Story Prompts Offer Versatile Applications: Part 1

I love collecting story prompts and activities because they have applications across the spectrum of the kinds of things I explore here, on A Storied Career. Organizational practitioners can use them as warmups/icebreakers or to get at deeper objectives. Memoirists and journalers can use them to get their creative juices flowing and explore aspects of themselves they may want to write about. Careerists can use them to learn more about themselves so they can convey their authenticity to employers. The list goes on…

Here are some nice ones I’ve encountered. More to come tomorrow: offers a whole slew of Storytelling Games and prompts, from activities that use no props, like “Cast of Thousands,” to storytelling board games, roleplaying games, and games that use decks of cards.

Joe McKeever describes 10 ways for preachers to sharpen their storytelling skills, taken from Austin Tucker’s book, The Preacher as Storyteller; however, I can see uses for these activities outside the pulpit:

  1. Summarize a short story.
  2. Turn a cartoon or comic strip into a narrative.
  3. Place a quotation in its historical context.
  4. Glean from leisure reading and TV time.
  5. Quote a verse of a hymn or other poetry in its narrative setting.
  6. Use one of the elements of narrative to brighten exposition.
  7. Try your hand at creating a parable, a fable, or an allegory.
  8. Narrate in a few sentences your own thoughts on the passing parade of life.
  9. Use your testimony or the testimony of others.
  10. Recast a news story.

In a list of 100 Useful Web Tools for Writers, Laura Milligan includes a section called Finding Inspiration that offers links to idea prompts and inspirational tools.

From an article on this year’s International Day for Sharing Life Stories back in May, the story prompt, “Miracle Story,” “a story centered by what, by its impact on your life and/or surprise, felt like a ‘miracle’ to the teller.”

“Evergreena” in her blog, Evergreena’s Journal, describes a game she invented with her brother in which they both start a writing a novel with the same title and characters and race to get to the 50,000-word mark. “Whoever gets there first is the winner.” She notes they both finished in six days in 2007 and five days in 2008. I know it’s not easy to write 50,000 words in five to six days, and I’m not sure what purpose this activity serves, yet I find it oddly compelling.

Thomas Clifford once kicked off a blog entry with the question: “Do you remember the exact moment you knew what you wanted to do for the rest of your life?” What a great story prompt! And I do remember my moment. A story I wrote in third grade, “Our Funny Dinner,” was published in the school paper. From that moment on, I knew I wanted to be a writer.

Katie Neuman described in a blog entry a Charlie Rose lecture in which he revealed his secrets of storytelling. The list of Rose-inspired questions Neuman devised to apply to her field works as a set of story prompts for products, services, businesses, and job-seekers:

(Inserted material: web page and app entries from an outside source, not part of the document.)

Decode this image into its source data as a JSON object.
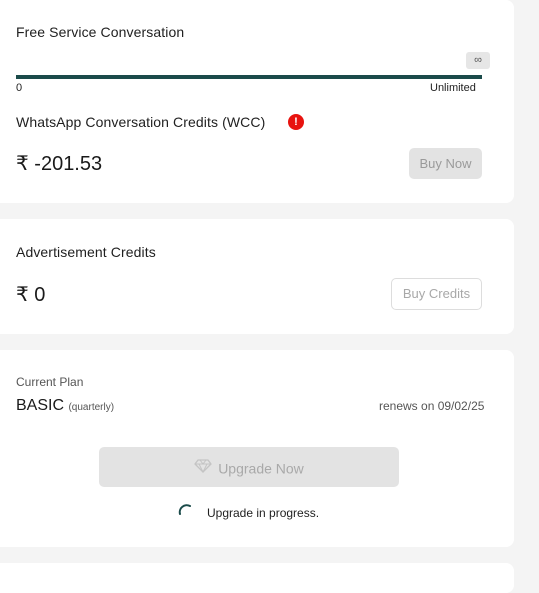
{
  "wallet": {
    "free_service_title": "Free Service Conversation",
    "infinity_symbol": "∞",
    "scale_min": "0",
    "scale_max": "Unlimited",
    "progress_fraction": 1.0,
    "wcc_title": "WhatsApp Conversation Credits (WCC)",
    "warning_symbol": "!",
    "wcc_amount": "₹ -201.53",
    "buy_now_label": "Buy Now"
  },
  "ads": {
    "title": "Advertisement Credits",
    "amount": "₹ 0",
    "buy_credits_label": "Buy Credits"
  },
  "plan": {
    "current_plan_label": "Current Plan",
    "plan_name": "BASIC",
    "plan_period": "(quarterly)",
    "renews_text": "renews on 09/02/25",
    "upgrade_label": "Upgrade Now",
    "progress_text": "Upgrade in progress."
  },
  "colors": {
    "progress_fill": "#1b4b4a",
    "warning": "#e8130f",
    "spinner": "#1b4b4a"
  },
  "icons": {
    "warning": "alert-circle-icon",
    "diamond": "diamond-icon",
    "spinner": "loading-spinner-icon"
  }
}
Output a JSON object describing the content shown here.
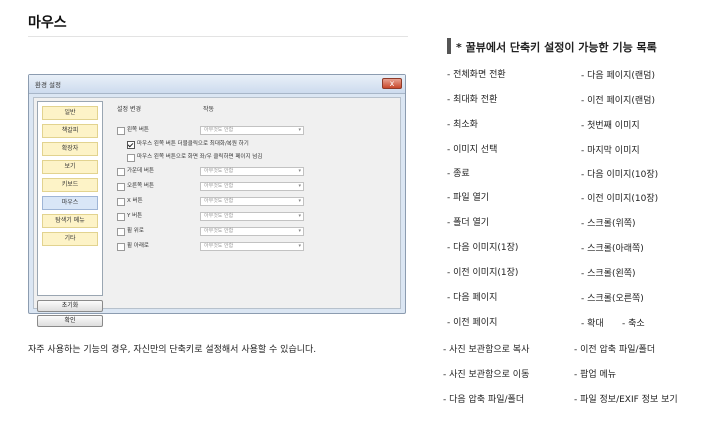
{
  "page_title": "마우스",
  "dialog": {
    "title": "환경 설정",
    "close_glyph": "x",
    "menu": [
      "일반",
      "책갈피",
      "확장자",
      "보기",
      "키보드",
      "마우스",
      "탐색기 메뉴",
      "기타"
    ],
    "active_menu": "마우스",
    "reset_label": "초기화",
    "ok_label": "확인",
    "col_setting": "설정 변경",
    "col_action": "작동",
    "combo_value": "아무것도 안함",
    "options": {
      "left": "왼쪽 버튼",
      "left_sub1": "마우스 왼쪽 버튼 더블클릭으로 최대화/복원 하기",
      "left_sub2": "마우스 왼쪽 버튼으로 화면 좌/우 클릭하면 페이지 넘김",
      "middle": "가운데 버튼",
      "right": "오른쪽 버튼",
      "x": "X 버튼",
      "y": "Y 버튼",
      "wheel_up": "휠 위로",
      "wheel_down": "휠 아래로"
    }
  },
  "caption": "자주 사용하는 기능의 경우, 자신만의 단축키로 설정해서 사용할 수 있습니다.",
  "list_title": "* 꿀뷰에서 단축키 설정이 가능한 기능 목록",
  "left_items": [
    "- 전체화면 전환",
    "- 최대화 전환",
    "- 최소화",
    "- 이미지 선택",
    "- 종료",
    "- 파일 열기",
    "- 폴더 열기",
    "- 다음 이미지(1장)",
    "- 이전 이미지(1장)",
    "- 다음 페이지",
    "- 이전 페이지"
  ],
  "right_items": [
    "- 다음 페이지(랜덤)",
    "- 이전 페이지(랜덤)",
    "- 첫번째 이미지",
    "- 마지막 이미지",
    "- 다음 이미지(10장)",
    "- 이전 이미지(10장)",
    "- 스크롤(위쪽)",
    "- 스크롤(아래쪽)",
    "- 스크롤(왼쪽)",
    "- 스크롤(오른쪽)",
    "- 확대",
    "- 축소"
  ],
  "bottom_left_items": [
    "- 사진 보관함으로 복사",
    "- 사진 보관함으로 이동",
    "- 다음 압축 파일/폴더"
  ],
  "bottom_right_items": [
    "- 이전 압축 파일/폴더",
    "- 팝업 메뉴",
    "- 파일 정보/EXIF 정보 보기"
  ]
}
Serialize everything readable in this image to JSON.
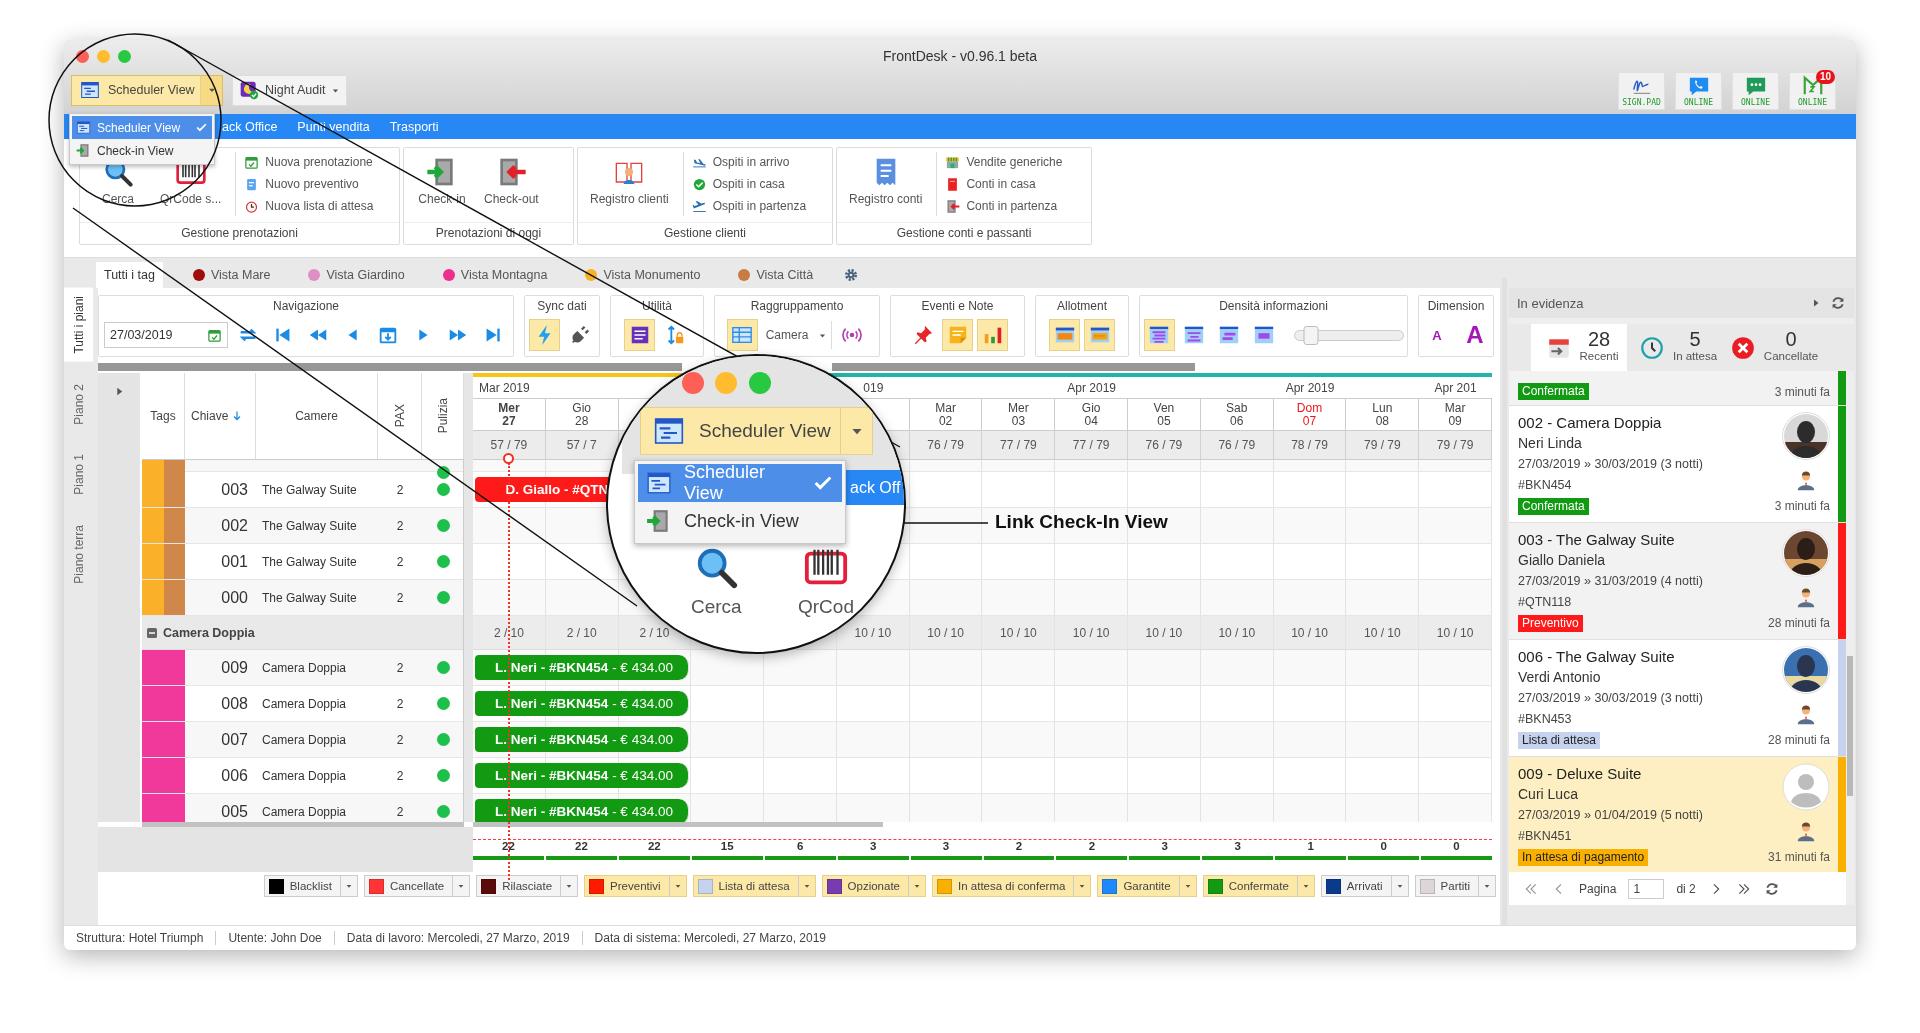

    • Explain to me what your [product/service/self] does and why it excites you.
    • Tell me the moment you realized there was a need to invent this new [product/service/self] because you had a vision of something that could be.
    • Tell me the moment you saw on your [customers’/employers’] faces that your [product/service/self] would change their lives.
    • Take me back to what it was like when you were first getting the [product/service/self] off the ground.
    • You joined the [entity] years after it was up and running. Take me back to the moment when you realized you just had to be a part of realizing this vision.

More story prompts and activities tomorrow.